Work request | Although the entries contain pictures, repeat only their words, exactly as written.
------------------------
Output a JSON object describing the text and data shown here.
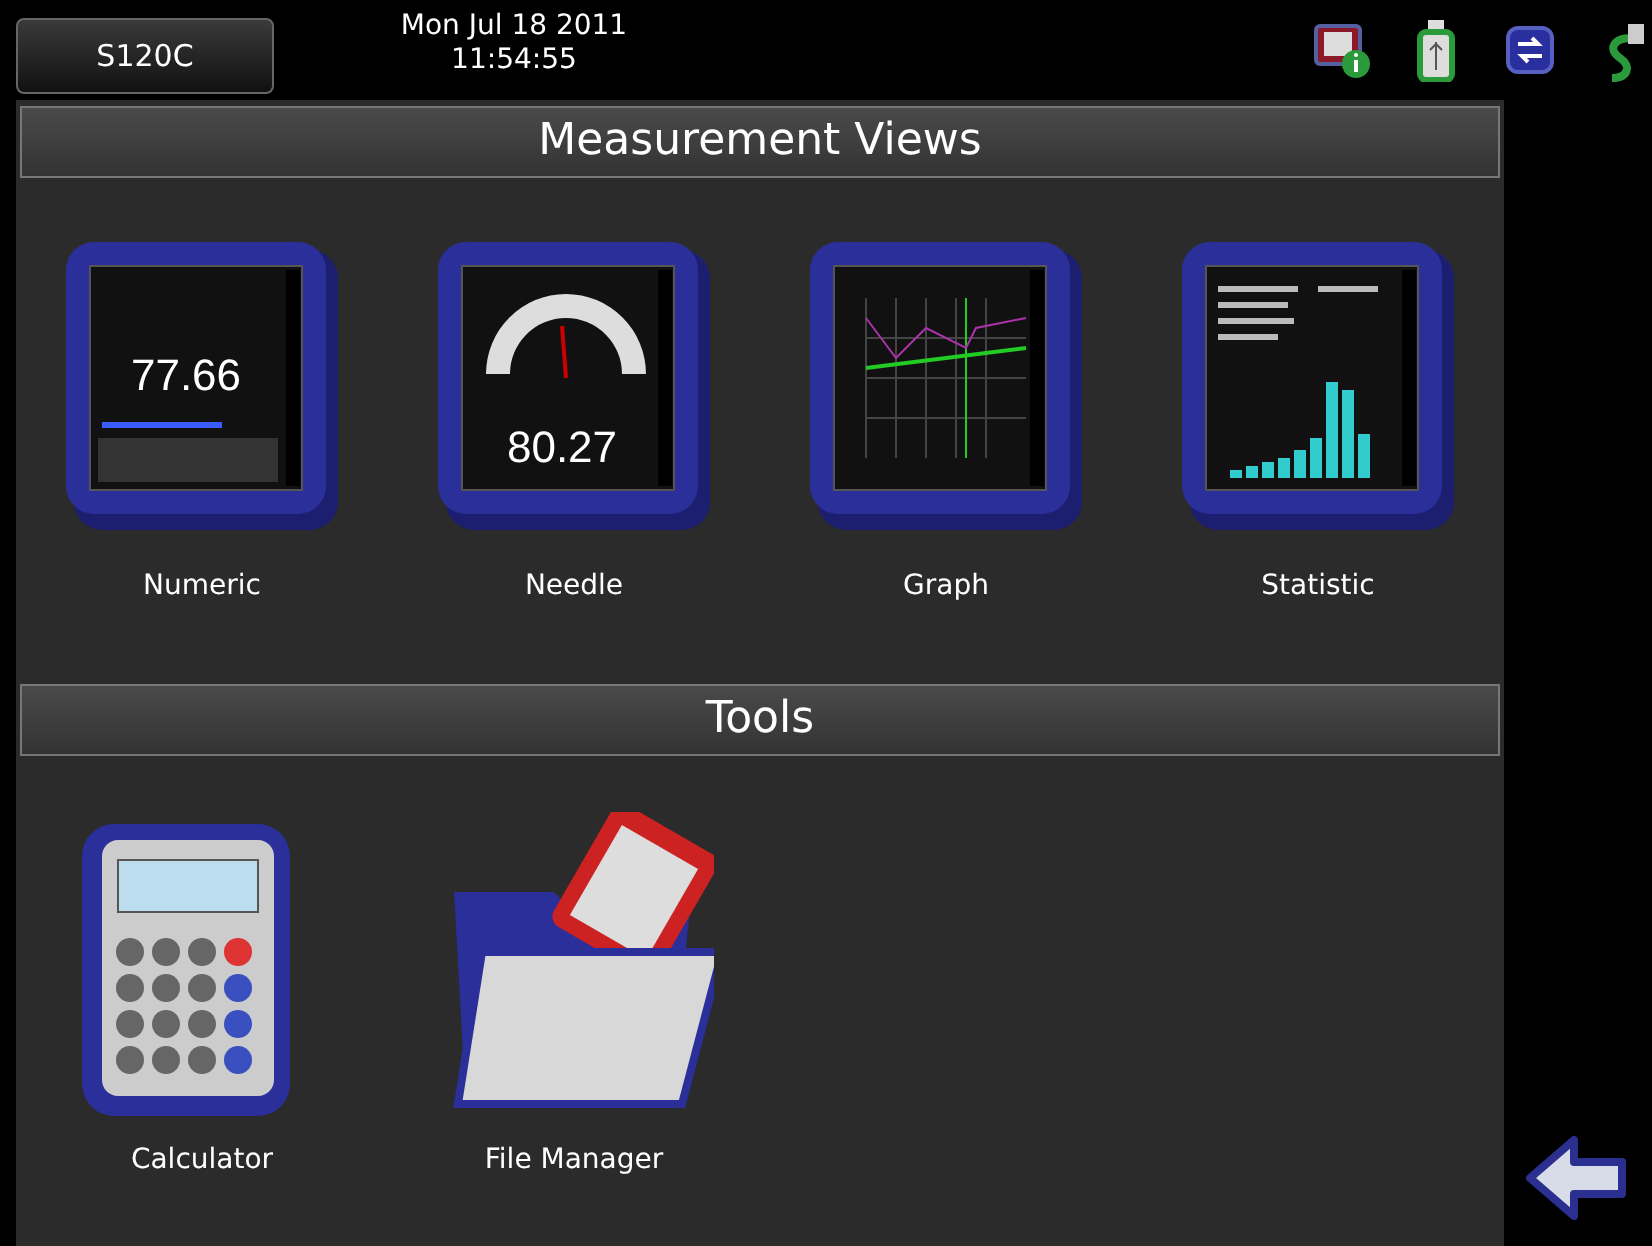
{
  "top_bar": {
    "device_button": "S120C",
    "date": "Mon Jul 18 2011",
    "time": "11:54:55"
  },
  "sections": [
    {
      "title": "Measurement Views",
      "items": [
        {
          "label": "Numeric",
          "kind": "numeric",
          "reading": "77.66"
        },
        {
          "label": "Needle",
          "kind": "needle",
          "reading": "80.27"
        },
        {
          "label": "Graph",
          "kind": "graph"
        },
        {
          "label": "Statistic",
          "kind": "statistic"
        }
      ]
    },
    {
      "title": "Tools",
      "items": [
        {
          "label": "Calculator",
          "kind": "calculator"
        },
        {
          "label": "File Manager",
          "kind": "file_manager"
        }
      ]
    }
  ]
}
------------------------
Solution |
Output a JSON object describing the text and data shown here.
{
  "top_bar": {
    "device_button": "S120C",
    "date": "Mon Jul 18 2011",
    "time": "11:54:55"
  },
  "sections": [
    {
      "title": "Measurement Views",
      "items": [
        {
          "label": "Numeric",
          "kind": "numeric",
          "reading": "77.66"
        },
        {
          "label": "Needle",
          "kind": "needle",
          "reading": "80.27"
        },
        {
          "label": "Graph",
          "kind": "graph"
        },
        {
          "label": "Statistic",
          "kind": "statistic"
        }
      ]
    },
    {
      "title": "Tools",
      "items": [
        {
          "label": "Calculator",
          "kind": "calculator"
        },
        {
          "label": "File Manager",
          "kind": "file_manager"
        }
      ]
    }
  ]
}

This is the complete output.